Even now, if you want to ask me something, "don’t beat around the bush." Listen carefully, or you may be "barking up the wrong tree." The person selling you something may "lay it on like a trowel," or "gild the lily." Many a farmer has sent a bewildered "city slicker" on a "wild goose chase." Meanwhile, city folks often think their "country cousins" are "dumb as dirt," which if you know anything about soil science, ought to be a compliment.
If you "counted your chickens before they hatched," you were perhaps being naively optimistic. Do so often enough and your "chickens may come home to roost," especially if you "put all your eggs in one basket."
After a winter of being "cooped up," many of us suffer from "cabin fever." We are thankful to "get back to the same old grind."
Young men of means dressed "to the nines," a reference to a good suit that took at least nine yards of good cloth. For the not-so-well-dressed, there was "no cigar," for the love of Pete (known more formally as Saint Peter).
Women had "hen parties;" while men liked to think they "rule the roost." Ladies, if you were a "spring chicken" you were likely young and tender; much later, you could be a "tough old bird." You might be a shrinking violet or a wallflower, or just a late bloomer.
Farmers arose "with the chickens," young Turks challenged the "pecking order," tightwads could be expected to leave "chicken feed" for a tip, and an honest politician was (and perhaps still is) "rare as hens’ teeth" (very rare indeed, since hens don’t have teeth and, no, frogs don’t have hair.)
Sometimes our bromides do get twisted, such as being "prickly as a pear." Pears aren’t prickly. Prickly pear cactus is prickly. It’s kind of like confusing "water over the bridge," with "water under the dam." Before long, you don’t have "a leg to stand on." It’s a "tough row to hoe."
My own "search for the Holy Grail" of old bromides remains as elusive as the "goose that laid the golden egg." Don’t take life or good times for granted. As my extended family and good friends know, my search continues for the origins of just one phrase: "Great Balls of Glittering Codfish," a semi-humorous expression my father liked and used when he was exasperated, even after "searching high and low," I still can find no other reference than the one just today, when the Google gods seemed to be listening.
Was this to be the "answer to my prayers?"
"It was not to be," as "it turns out."
The reference was of my own making, dating back to to last time I asked how a young World War II soldier from Southeast Kansas came up with such an expression.
It was a "hard pill to swallow," but I intend to keep looking "until the cows come home." I could "turn over a new leaf" (turn a page; start anew). Keep looking for a needle in a haystack. Keep on, keepin’ on.
You could be thinking, "will this hack quit dredging up these "old bromides" (the salts of hydrobromic acid, formerly used as a sedative but now generally replaced by safer drugs).
Which brings us to a couple that have about worn me to the nub. "At the end of the day…" seems to have replaced "when all is said and done" among the gasbag crowd.
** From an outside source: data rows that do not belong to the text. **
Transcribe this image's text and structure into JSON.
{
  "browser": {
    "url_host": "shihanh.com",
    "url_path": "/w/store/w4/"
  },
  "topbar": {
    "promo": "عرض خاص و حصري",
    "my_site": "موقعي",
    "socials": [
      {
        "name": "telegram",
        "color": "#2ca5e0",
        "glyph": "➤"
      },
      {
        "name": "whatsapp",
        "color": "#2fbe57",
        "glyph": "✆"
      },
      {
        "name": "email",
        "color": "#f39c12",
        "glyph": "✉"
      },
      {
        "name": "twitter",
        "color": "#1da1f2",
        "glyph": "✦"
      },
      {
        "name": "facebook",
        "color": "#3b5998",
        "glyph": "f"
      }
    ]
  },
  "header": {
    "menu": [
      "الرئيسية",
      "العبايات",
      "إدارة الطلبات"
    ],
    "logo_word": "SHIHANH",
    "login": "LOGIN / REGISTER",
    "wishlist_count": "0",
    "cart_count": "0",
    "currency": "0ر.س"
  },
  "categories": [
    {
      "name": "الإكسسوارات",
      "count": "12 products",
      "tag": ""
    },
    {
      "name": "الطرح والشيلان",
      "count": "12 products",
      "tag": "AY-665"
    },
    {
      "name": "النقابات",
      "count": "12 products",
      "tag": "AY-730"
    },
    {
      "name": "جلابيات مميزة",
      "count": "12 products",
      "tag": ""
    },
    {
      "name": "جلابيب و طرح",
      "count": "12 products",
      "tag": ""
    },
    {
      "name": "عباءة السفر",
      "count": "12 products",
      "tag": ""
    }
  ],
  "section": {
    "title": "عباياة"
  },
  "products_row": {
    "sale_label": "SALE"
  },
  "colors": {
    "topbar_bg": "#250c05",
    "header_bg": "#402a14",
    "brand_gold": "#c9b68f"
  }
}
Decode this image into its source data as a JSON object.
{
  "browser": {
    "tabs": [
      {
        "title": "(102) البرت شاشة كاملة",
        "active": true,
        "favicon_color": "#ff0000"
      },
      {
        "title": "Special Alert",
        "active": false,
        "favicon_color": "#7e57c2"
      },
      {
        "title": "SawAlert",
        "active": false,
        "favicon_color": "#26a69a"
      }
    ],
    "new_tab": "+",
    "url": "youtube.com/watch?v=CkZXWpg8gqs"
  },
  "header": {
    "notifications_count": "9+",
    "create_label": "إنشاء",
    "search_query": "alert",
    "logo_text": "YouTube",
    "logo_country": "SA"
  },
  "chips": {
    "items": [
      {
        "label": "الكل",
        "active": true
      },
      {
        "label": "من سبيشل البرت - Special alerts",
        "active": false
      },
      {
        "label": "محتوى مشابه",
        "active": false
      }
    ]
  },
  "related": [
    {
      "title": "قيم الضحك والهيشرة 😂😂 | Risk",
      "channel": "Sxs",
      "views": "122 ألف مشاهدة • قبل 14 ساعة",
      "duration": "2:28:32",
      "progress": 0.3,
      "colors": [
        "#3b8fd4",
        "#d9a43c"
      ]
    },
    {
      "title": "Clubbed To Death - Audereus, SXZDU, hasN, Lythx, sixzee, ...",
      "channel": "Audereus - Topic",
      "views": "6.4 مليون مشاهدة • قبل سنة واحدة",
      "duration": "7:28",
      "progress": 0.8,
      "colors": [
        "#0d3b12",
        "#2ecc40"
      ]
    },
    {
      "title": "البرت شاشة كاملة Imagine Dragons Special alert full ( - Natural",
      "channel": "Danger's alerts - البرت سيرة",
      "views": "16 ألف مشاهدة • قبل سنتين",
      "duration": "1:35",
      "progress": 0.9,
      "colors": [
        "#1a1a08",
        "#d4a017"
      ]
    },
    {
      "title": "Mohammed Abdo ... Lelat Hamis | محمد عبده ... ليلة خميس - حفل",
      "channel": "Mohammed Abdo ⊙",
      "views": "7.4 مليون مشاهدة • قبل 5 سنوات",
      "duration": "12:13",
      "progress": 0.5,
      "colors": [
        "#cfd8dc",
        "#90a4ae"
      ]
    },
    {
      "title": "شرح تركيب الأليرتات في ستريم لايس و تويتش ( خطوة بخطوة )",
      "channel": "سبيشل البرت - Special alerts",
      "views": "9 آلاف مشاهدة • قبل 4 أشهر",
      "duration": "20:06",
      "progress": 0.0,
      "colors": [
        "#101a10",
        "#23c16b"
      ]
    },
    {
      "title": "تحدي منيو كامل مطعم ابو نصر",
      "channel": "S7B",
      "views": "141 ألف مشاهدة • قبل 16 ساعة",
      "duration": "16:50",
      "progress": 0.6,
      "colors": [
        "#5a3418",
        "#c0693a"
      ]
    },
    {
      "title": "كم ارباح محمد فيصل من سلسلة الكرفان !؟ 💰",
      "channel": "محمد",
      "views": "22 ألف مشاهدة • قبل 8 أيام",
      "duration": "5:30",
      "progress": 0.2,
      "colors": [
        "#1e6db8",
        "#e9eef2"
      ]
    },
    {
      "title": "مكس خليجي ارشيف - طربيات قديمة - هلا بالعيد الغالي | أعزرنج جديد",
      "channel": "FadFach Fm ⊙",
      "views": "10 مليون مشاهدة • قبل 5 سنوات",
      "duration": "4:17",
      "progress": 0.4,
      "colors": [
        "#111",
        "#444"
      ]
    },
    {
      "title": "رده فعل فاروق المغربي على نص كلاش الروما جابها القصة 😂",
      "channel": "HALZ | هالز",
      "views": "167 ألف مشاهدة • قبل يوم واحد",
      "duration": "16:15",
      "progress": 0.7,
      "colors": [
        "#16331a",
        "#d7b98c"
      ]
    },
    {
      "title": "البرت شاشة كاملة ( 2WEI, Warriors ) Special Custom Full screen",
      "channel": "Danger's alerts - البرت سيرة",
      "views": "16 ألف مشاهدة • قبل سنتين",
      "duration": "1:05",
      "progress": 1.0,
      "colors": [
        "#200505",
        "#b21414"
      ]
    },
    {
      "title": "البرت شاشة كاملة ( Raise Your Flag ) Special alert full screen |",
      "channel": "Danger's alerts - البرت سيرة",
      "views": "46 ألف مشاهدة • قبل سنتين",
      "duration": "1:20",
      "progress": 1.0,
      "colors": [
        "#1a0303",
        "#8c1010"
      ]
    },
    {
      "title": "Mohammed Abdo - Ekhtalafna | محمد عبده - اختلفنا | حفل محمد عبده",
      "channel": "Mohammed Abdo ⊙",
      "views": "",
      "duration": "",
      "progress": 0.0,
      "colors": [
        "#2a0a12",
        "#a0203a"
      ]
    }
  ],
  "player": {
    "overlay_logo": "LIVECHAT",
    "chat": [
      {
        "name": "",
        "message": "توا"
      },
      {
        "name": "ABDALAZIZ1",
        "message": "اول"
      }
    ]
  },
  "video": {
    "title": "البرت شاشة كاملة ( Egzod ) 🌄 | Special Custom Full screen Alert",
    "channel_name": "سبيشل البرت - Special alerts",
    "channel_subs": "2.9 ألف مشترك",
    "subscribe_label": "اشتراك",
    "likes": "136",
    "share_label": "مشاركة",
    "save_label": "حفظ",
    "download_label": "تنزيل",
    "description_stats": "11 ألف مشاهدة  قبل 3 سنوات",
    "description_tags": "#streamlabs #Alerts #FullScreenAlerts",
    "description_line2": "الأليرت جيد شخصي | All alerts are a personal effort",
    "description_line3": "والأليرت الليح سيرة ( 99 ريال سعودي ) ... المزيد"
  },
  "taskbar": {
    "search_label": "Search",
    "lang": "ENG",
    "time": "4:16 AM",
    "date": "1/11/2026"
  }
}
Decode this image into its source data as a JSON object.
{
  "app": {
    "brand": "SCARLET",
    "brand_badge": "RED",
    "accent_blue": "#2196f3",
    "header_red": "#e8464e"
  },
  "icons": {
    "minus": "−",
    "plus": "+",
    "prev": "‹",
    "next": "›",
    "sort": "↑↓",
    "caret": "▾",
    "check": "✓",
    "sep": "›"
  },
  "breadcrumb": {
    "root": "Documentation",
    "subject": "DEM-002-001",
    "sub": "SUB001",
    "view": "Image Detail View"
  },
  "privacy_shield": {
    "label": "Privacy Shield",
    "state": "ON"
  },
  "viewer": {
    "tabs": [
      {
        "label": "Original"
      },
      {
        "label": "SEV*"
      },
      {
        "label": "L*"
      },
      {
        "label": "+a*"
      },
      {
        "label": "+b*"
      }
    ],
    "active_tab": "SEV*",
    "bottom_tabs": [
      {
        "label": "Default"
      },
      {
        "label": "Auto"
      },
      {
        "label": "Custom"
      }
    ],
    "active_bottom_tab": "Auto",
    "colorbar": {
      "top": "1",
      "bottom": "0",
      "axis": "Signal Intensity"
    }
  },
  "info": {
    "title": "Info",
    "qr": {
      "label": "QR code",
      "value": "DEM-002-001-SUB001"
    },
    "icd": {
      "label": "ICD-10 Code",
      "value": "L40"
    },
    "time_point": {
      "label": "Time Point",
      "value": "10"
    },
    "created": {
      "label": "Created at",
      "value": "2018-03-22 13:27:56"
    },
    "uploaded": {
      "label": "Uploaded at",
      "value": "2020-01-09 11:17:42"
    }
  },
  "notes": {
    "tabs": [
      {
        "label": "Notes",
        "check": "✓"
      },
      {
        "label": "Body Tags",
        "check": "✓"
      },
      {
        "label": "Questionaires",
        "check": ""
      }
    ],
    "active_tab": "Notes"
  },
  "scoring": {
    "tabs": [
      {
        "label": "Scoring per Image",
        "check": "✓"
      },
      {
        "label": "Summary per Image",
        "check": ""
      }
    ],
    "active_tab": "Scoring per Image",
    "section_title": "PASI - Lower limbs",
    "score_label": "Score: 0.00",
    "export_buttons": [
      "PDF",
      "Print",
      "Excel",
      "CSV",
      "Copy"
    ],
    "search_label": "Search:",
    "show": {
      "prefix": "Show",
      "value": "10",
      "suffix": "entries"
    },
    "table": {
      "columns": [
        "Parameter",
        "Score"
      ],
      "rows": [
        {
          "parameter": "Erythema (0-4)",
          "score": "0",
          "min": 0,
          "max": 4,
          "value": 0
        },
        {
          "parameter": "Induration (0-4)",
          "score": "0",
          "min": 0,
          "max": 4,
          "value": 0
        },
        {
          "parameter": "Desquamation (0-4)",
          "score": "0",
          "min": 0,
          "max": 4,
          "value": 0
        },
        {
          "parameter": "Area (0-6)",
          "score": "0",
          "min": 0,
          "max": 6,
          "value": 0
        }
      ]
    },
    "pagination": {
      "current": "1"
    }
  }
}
And fricking, freaking or frigging, and I’m not even going there.
As I was "putting the finishing touches" on this column, along came Maria Karikitsos’ wonderful article (see page 42) about frankincense being "worth its weight in gold," or "good as gold," a reference to the Spice World of ancient times.
But for me, it’s hard to top the poor schlep who wrote, "A storm plowed through the nation’s mid-section today, as Old Man Winter left a heavy layer of the white stuff." That’s why we have copy editors.